A trip around the world is now something like the Abitur trip after school. Compulsory program. The – mostly young – pilgrims believe in the cathartic effect once they have traveled around the globe, they believe in being a different, better person when they have seen what life is like elsewhere than in the bacon coat of Western society.
Like Max Trommsdorff. “Unplugged – Around the World with Guitar” is the name of the almost 400-page book written by the father of three children, who is now doing a doctorate at the Fraunhofer Institute in Freiburg. He was in his mid-twenties when he set out one winter in the Bavarian village of Mittenwald to see the world, with a guitar and provisions in his backpack, nothing more. Money? He doesn’t want to, he doesn’t need to. He earns his meals with street music, maybe a bus ride, maybe even a flight, but then with an extremely guilty conscience and only because there are 7000 miles of ocean between the US west coast and New Zealand.

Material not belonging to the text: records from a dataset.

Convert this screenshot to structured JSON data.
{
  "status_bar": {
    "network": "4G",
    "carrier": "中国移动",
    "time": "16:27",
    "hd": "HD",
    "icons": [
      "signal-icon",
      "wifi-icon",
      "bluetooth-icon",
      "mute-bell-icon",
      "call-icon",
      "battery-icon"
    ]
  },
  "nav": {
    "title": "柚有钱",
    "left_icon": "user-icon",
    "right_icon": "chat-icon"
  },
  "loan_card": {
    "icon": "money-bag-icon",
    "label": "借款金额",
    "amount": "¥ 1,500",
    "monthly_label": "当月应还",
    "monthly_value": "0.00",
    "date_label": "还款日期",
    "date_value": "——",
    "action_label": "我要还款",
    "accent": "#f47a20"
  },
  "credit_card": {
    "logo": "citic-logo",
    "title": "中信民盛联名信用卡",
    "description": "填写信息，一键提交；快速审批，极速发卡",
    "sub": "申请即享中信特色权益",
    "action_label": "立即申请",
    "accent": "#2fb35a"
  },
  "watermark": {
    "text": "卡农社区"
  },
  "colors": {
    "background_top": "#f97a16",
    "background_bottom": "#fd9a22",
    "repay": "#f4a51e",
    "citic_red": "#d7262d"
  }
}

Trommsdorff travels on foot, environmentally friendly, just like you do if you want to be a virtuous person. His route is impressive, even more impressive are his courage and naivety to make music on the streets of those countries in which you end up in prison for it. He travels from Italy via Greece to Syria, Iran and the United Arab Emirates, lands in Bangladesh and Singapore, Australia and New Zealand, and flies from there to the USA. He sleeps in barns, on the floor of trains, in a shelter for the homeless in Los Angeles or with one of the many people on the road whose hospitality and kindness shaped him most, as he writes.
The street musician is not even looked at by people in suits
The man has a lot to tell. And often tells what you least want to know. How long it takes in each individual country to get his visa. That there is “a lot of activity” and “hustle and bustle” in Damascus, which has been shaken by civil war, and that it stinks of exhaust fumes there. Doesn’t it do that in every big city? And that Barcelona is a “pulsating metropolis” and Dubai consists of “highly surreal skyscrapers” and “bombastic glass palaces” – you can guess that even without a trip around the world.
But then at some point he seems to have written himself warmly and not only describes what he sees, but also puts his readers in his backpack, lets them look out and shows them the world, classifies. When his guitar is stolen in Mexico, feelings finally stir, the significance of the loss of his only travel companion becomes tangible. When he hangs on a street corner in Wellington in New Zealand in the morning and “sips” cold canned beans and people in suits walk past him without looking at him, then he reveals the low points that this trip holds. And with that he takes – luckily – a touch of educational morality from his story.